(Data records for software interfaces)
○ ○ ○
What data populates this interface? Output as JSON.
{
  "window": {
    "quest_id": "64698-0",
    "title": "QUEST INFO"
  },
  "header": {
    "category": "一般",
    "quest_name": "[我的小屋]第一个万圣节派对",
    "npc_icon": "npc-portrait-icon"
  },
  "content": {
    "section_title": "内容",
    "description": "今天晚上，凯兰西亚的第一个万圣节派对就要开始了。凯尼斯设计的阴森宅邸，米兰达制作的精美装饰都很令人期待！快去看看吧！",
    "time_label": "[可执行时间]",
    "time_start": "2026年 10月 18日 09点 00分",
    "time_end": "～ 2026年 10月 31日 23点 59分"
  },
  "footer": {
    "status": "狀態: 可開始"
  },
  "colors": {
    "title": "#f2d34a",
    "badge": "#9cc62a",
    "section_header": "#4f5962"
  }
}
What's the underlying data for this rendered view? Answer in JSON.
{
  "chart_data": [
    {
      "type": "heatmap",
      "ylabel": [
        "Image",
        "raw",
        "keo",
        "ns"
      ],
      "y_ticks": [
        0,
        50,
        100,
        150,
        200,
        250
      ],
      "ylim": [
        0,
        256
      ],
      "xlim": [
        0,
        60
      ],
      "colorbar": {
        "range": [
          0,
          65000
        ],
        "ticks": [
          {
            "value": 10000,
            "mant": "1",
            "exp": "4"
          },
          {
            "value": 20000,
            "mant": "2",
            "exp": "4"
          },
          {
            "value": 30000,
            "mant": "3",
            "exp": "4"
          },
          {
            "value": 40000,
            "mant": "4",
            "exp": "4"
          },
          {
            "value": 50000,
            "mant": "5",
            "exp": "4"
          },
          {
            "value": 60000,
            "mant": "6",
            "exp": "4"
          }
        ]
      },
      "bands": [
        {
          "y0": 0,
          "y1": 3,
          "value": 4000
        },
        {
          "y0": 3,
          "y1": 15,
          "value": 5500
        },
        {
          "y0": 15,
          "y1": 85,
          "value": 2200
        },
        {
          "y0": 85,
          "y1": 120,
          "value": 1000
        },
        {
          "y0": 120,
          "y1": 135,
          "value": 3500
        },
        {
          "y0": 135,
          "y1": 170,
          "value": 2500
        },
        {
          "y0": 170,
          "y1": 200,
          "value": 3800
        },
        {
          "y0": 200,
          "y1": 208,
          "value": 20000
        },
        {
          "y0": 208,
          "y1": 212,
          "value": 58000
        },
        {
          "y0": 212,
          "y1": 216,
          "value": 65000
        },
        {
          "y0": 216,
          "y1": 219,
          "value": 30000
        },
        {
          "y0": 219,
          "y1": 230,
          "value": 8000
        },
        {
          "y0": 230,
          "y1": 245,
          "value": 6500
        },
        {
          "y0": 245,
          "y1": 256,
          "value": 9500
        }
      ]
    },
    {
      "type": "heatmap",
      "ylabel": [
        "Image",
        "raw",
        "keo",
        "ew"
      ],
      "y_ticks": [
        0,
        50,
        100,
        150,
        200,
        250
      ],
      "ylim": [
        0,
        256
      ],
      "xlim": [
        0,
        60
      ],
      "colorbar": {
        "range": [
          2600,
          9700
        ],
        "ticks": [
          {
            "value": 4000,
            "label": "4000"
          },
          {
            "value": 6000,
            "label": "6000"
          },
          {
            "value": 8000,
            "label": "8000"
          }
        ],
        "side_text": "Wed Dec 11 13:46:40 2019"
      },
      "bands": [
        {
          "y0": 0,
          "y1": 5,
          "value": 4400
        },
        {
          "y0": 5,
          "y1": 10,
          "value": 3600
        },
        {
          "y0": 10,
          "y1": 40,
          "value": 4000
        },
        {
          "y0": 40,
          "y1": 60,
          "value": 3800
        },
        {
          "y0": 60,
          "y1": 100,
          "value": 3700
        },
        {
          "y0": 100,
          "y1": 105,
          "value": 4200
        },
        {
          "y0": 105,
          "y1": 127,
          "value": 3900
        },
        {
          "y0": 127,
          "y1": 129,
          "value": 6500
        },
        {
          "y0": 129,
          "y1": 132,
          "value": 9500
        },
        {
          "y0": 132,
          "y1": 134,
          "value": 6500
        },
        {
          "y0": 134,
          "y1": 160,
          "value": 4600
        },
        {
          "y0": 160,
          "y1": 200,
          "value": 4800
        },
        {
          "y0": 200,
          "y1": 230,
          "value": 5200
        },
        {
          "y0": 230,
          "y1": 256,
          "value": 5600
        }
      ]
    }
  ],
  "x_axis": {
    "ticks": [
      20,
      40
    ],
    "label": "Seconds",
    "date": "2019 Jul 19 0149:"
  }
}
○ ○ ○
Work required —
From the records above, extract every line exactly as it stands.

Finished exercise —
What data populates this interface? Output as JSON.
{
  "window": {
    "quest_id": "64698-0",
    "title": "QUEST INFO"
  },
  "header": {
    "category": "一般",
    "quest_name": "[我的小屋]第一个万圣节派对",
    "npc_icon": "npc-portrait-icon"
  },
  "content": {
    "section_title": "内容",
    "description": "今天晚上，凯兰西亚的第一个万圣节派对就要开始了。凯尼斯设计的阴森宅邸，米兰达制作的精美装饰都很令人期待！快去看看吧！",
    "time_label": "[可执行时间]",
    "time_start": "2026年 10月 18日 09点 00分",
    "time_end": "～ 2026年 10月 31日 23点 59分"
  },
  "footer": {
    "status": "狀態: 可開始"
  },
  "colors": {
    "title": "#f2d34a",
    "badge": "#9cc62a",
    "section_header": "#4f5962"
  }
}
What's the underlying data for this rendered view? Answer in JSON.
{
  "chart_data": [
    {
      "type": "heatmap",
      "ylabel": [
        "Image",
        "raw",
        "keo",
        "ns"
      ],
      "y_ticks": [
        0,
        50,
        100,
        150,
        200,
        250
      ],
      "ylim": [
        0,
        256
      ],
      "xlim": [
        0,
        60
      ],
      "colorbar": {
        "range": [
          0,
          65000
        ],
        "ticks": [
          {
            "value": 10000,
            "mant": "1",
            "exp": "4"
          },
          {
            "value": 20000,
            "mant": "2",
            "exp": "4"
          },
          {
            "value": 30000,
            "mant": "3",
            "exp": "4"
          },
          {
            "value": 40000,
            "mant": "4",
            "exp": "4"
          },
          {
            "value": 50000,
            "mant": "5",
            "exp": "4"
          },
          {
            "value": 60000,
            "mant": "6",
            "exp": "4"
          }
        ]
      },
      "bands": [
        {
          "y0": 0,
          "y1": 3,
          "value": 4000
        },
        {
          "y0": 3,
          "y1": 15,
          "value": 5500
        },
        {
          "y0": 15,
          "y1": 85,
          "value": 2200
        },
        {
          "y0": 85,
          "y1": 120,
          "value": 1000
        },
        {
          "y0": 120,
          "y1": 135,
          "value": 3500
        },
        {
          "y0": 135,
          "y1": 170,
          "value": 2500
        },
        {
          "y0": 170,
          "y1": 200,
          "value": 3800
        },
        {
          "y0": 200,
          "y1": 208,
          "value": 20000
        },
        {
          "y0": 208,
          "y1": 212,
          "value": 58000
        },
        {
          "y0": 212,
          "y1": 216,
          "value": 65000
        },
        {
          "y0": 216,
          "y1": 219,
          "value": 30000
        },
        {
          "y0": 219,
          "y1": 230,
          "value": 8000
        },
        {
          "y0": 230,
          "y1": 245,
          "value": 6500
        },
        {
          "y0": 245,
          "y1": 256,
          "value": 9500
        }
      ]
    },
    {
      "type": "heatmap",
      "ylabel": [
        "Image",
        "raw",
        "keo",
        "ew"
      ],
      "y_ticks": [
        0,
        50,
        100,
        150,
        200,
        250
      ],
      "ylim": [
        0,
        256
      ],
      "xlim": [
        0,
        60
      ],
      "colorbar": {
        "range": [
          2600,
          9700
        ],
        "ticks": [
          {
            "value": 4000,
            "label": "4000"
          },
          {
            "value": 6000,
            "label": "6000"
          },
          {
            "value": 8000,
            "label": "8000"
          }
        ],
        "side_text": "Wed Dec 11 13:46:40 2019"
      },
      "bands": [
        {
          "y0": 0,
          "y1": 5,
          "value": 4400
        },
        {
          "y0": 5,
          "y1": 10,
          "value": 3600
        },
        {
          "y0": 10,
          "y1": 40,
          "value": 4000
        },
        {
          "y0": 40,
          "y1": 60,
          "value": 3800
        },
        {
          "y0": 60,
          "y1": 100,
          "value": 3700
        },
        {
          "y0": 100,
          "y1": 105,
          "value": 4200
        },
        {
          "y0": 105,
          "y1": 127,
          "value": 3900
        },
        {
          "y0": 127,
          "y1": 129,
          "value": 6500
        },
        {
          "y0": 129,
          "y1": 132,
          "value": 9500
        },
        {
          "y0": 132,
          "y1": 134,
          "value": 6500
        },
        {
          "y0": 134,
          "y1": 160,
          "value": 4600
        },
        {
          "y0": 160,
          "y1": 200,
          "value": 4800
        },
        {
          "y0": 200,
          "y1": 230,
          "value": 5200
        },
        {
          "y0": 230,
          "y1": 256,
          "value": 5600
        }
      ]
    }
  ],
  "x_axis": {
    "ticks": [
      20,
      40
    ],
    "label": "Seconds",
    "date": "2019 Jul 19 0149:"
  }
}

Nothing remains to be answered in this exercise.